Secondly, describing facilitating the possibility of another popular vote as “a serious threat of a dictatorship” is the sort of misrepresentation which undermines our political process.
I hope unionists will shun Mr Brown’s points. They have plenty of substantial arguments to use without descending to the level of his.
20 Baledmund Road,
Step up flights to Amsterdam
Sir, – I am glad to see the Dundee to Amsterdam flights are working.
Might I suggest that FlyBe introduce a mirror rotation so that as one flight leaves Amsterdam, another is also leaving Dundee and vice-versa. This would allow for a huge number of connecting flights through Amsterdam and avoid the Heathrow bottleneck. To make the possibilities even wider, go for Frankfurt as the second hub destination.
Perhaps Dundee could then be marketed as “open to Europe, open for Europe”.
Let all Britain pull together
Sir, – Is it not time for Scotland to give serious thought to the consequences of another independence referendum, or, alternatively remaining part of the UK?
The UK voted to come out of Europe for many reasons, among which was, primarily, to gain control of the running of our country.

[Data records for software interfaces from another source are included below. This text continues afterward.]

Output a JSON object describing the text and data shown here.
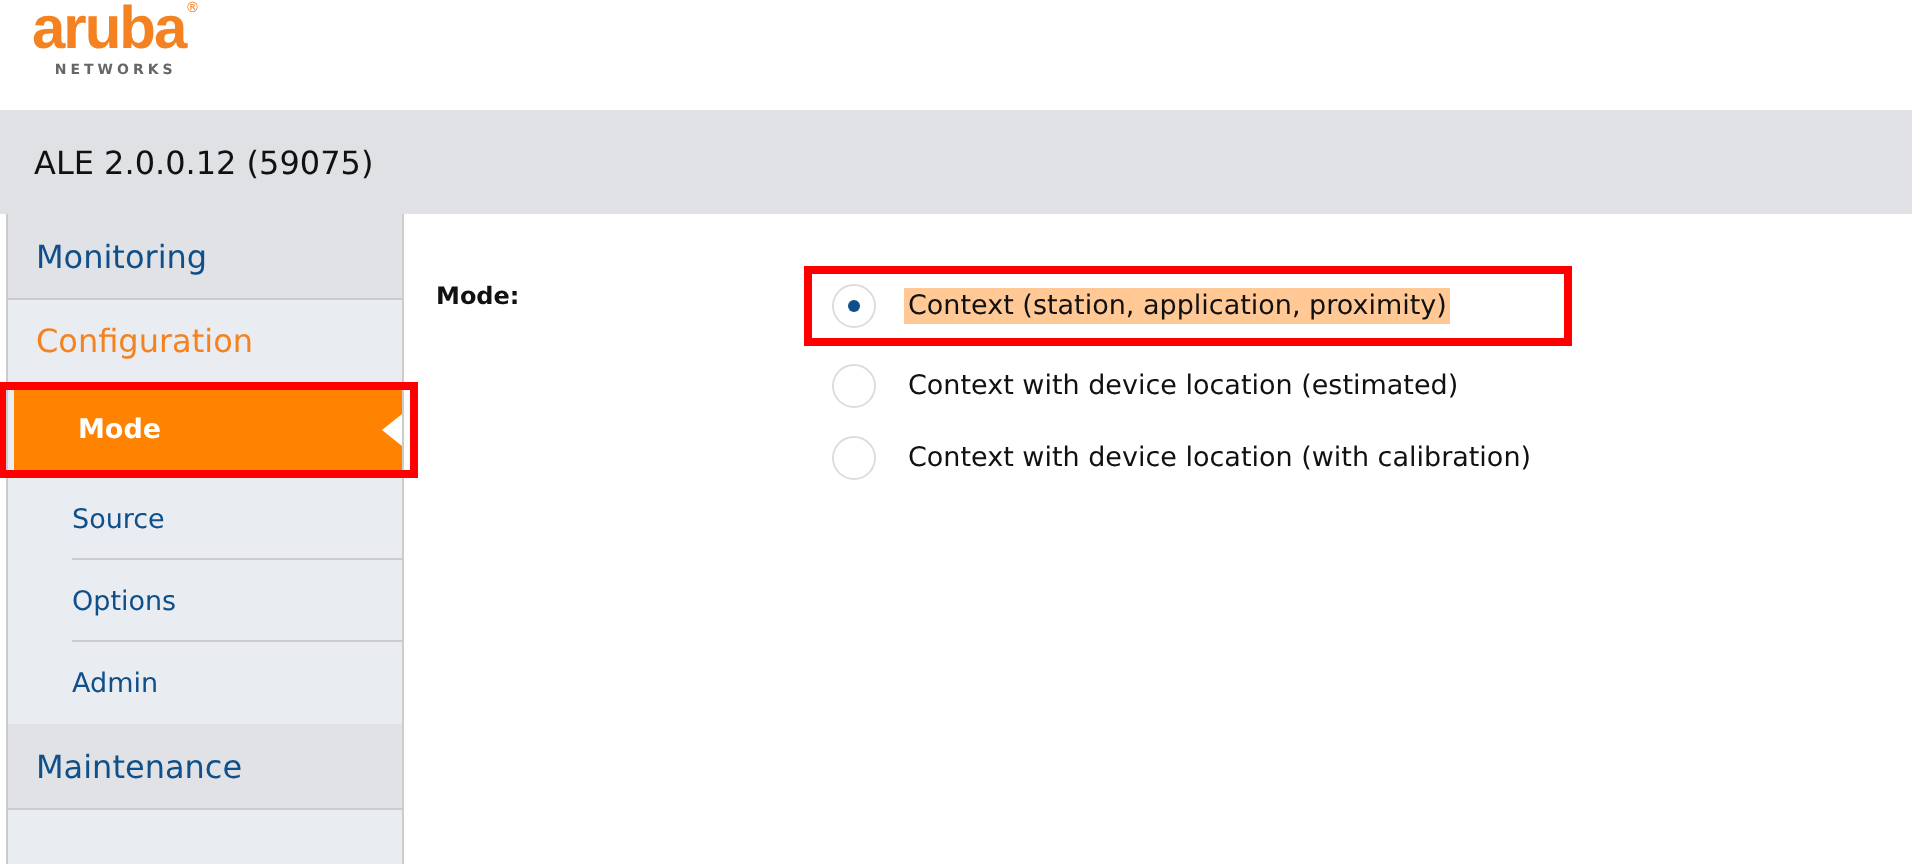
{
  "logo": {
    "name": "aruba",
    "mark": "®",
    "tagline": "NETWORKS"
  },
  "header": {
    "title": "ALE 2.0.0.12 (59075)"
  },
  "sidebar": {
    "sections": [
      {
        "label": "Monitoring",
        "expanded": false
      },
      {
        "label": "Configuration",
        "expanded": true,
        "children": [
          {
            "label": "Mode",
            "selected": true,
            "highlighted": true
          },
          {
            "label": "Source",
            "selected": false,
            "highlighted": false
          },
          {
            "label": "Options",
            "selected": false,
            "highlighted": false
          },
          {
            "label": "Admin",
            "selected": false,
            "highlighted": false
          }
        ]
      },
      {
        "label": "Maintenance",
        "expanded": false
      }
    ]
  },
  "form": {
    "label": "Mode:",
    "options": [
      {
        "label": "Context (station, application, proximity)",
        "selected": true,
        "highlighted": true
      },
      {
        "label": "Context with device location (estimated)",
        "selected": false,
        "highlighted": false
      },
      {
        "label": "Context with device location (with calibration)",
        "selected": false,
        "highlighted": false
      }
    ]
  }
}
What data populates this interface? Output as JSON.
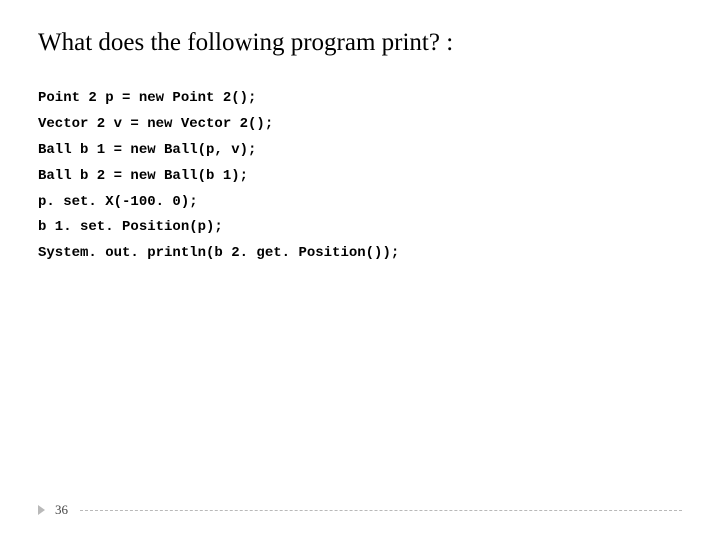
{
  "title": "What does the following program print? :",
  "code": {
    "l1": "Point 2 p = new Point 2();",
    "l2": "Vector 2 v = new Vector 2();",
    "l3": "Ball b 1 = new Ball(p, v);",
    "l4": "Ball b 2 = new Ball(b 1);",
    "l5": "p. set. X(-100. 0);",
    "l6": "b 1. set. Position(p);",
    "l7": "System. out. println(b 2. get. Position());"
  },
  "page_number": "36"
}
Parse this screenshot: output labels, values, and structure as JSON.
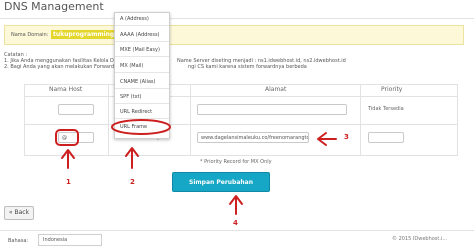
{
  "page": {
    "title": "DNS Management"
  },
  "domain": {
    "label": "Nama Domain:",
    "value": "tukuprogrammingcourse.com"
  },
  "notes": {
    "heading": "Catatan :",
    "line1_start": "1. Jika Anda menggunakan fasilitas Kelola DN",
    "line1_end": "Name Server diseting menjadi : ns1.idwebhost.id, ns2.idwebhost.id",
    "line2_start": "2. Bagi Anda yang akan melakukan Forward",
    "line2_end": "ngi CS kami karena sistem forwardnya berbeda"
  },
  "table": {
    "headers": {
      "host": "Nama Host",
      "address": "Alamat",
      "priority": "Priority"
    },
    "row1": {
      "priority_value": "Tidak Tersedia"
    },
    "row2": {
      "host_value": "@",
      "record_type": "A (Address)",
      "address_value": "www.dagelansimaleuku.co/freenomarangtonggo"
    }
  },
  "dropdown": {
    "options": [
      "A (Address)",
      "AAAA (Address)",
      "MXE (Mail Easy)",
      "MX (Mail)",
      "CNAME (Alias)",
      "SPF (txt)",
      "URL Redirect",
      "URL Frame"
    ]
  },
  "priority_note": "* Priority Record for MX Only",
  "buttons": {
    "save": "Simpan Perubahan",
    "back": "« Back"
  },
  "footer": {
    "language_label": "Bahasa:",
    "language_value": "Indonesia",
    "copyright": "© 2015 IDwebhost.i..."
  },
  "annotations": {
    "n1": "1",
    "n2": "2",
    "n3": "3",
    "n4": "4",
    "color": "#cc1f1f"
  }
}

With Nicola Sturgeon proclaiming her intention to hold a second referendum, let us, instead, pull together as a United Kingdom of Great Britain, for which the rest of the world has great respect.
Theresa May has stated her intention to put right many of the injustices in our society, not least the frightful gap between the earnings of the rich and poor.
I am proud to be a Scot but this is not the time to even think about breaking up the UK.
Ian I Gordon.
Not all fault of London Tories
Sir, – A Labour councillor resigning to be able to fund her children’s education and an SNP MP interested in buying a castle. But it’s all the fault the nasty Tory Government in London, of course. Hypocrisy laid bare in my book.
20 Staffa Place,
Injustice in Kinnesswood
Sir, – When Deputy First Minister John Swinney MSP announced at the SNP conference that he was leading a local government review it appeared a breath of fresh air would soon be blowing through council chambers.
He said: “We believe the best people to decide the future of our communities are the people who live in those communities; we will trust the people to make the big decisions about their future.”
How disappointing then was the planning decision to approve the part demolition of the Lomond Inn in Kinnesswood and replace it with five large new houses (October 25).
All three local members of the Perth and Kinross development management committee, including an SNP councillor, spoke out and voted against this project.
They reflected the opposition of Portmoak Community Council, other organisations and many local residents.
No representations were made in support of the application.
The committee convener, SNP Councillor Tom Gray, a farmer from Braco, many miles away from Kinnesswood, seemed unconcerned that the proposed new housing would breach various council policies and dismissed all suggestions that the open space adjacent to the inn, at the heart of the village, could be put to better use.
2 Bishop Terrace,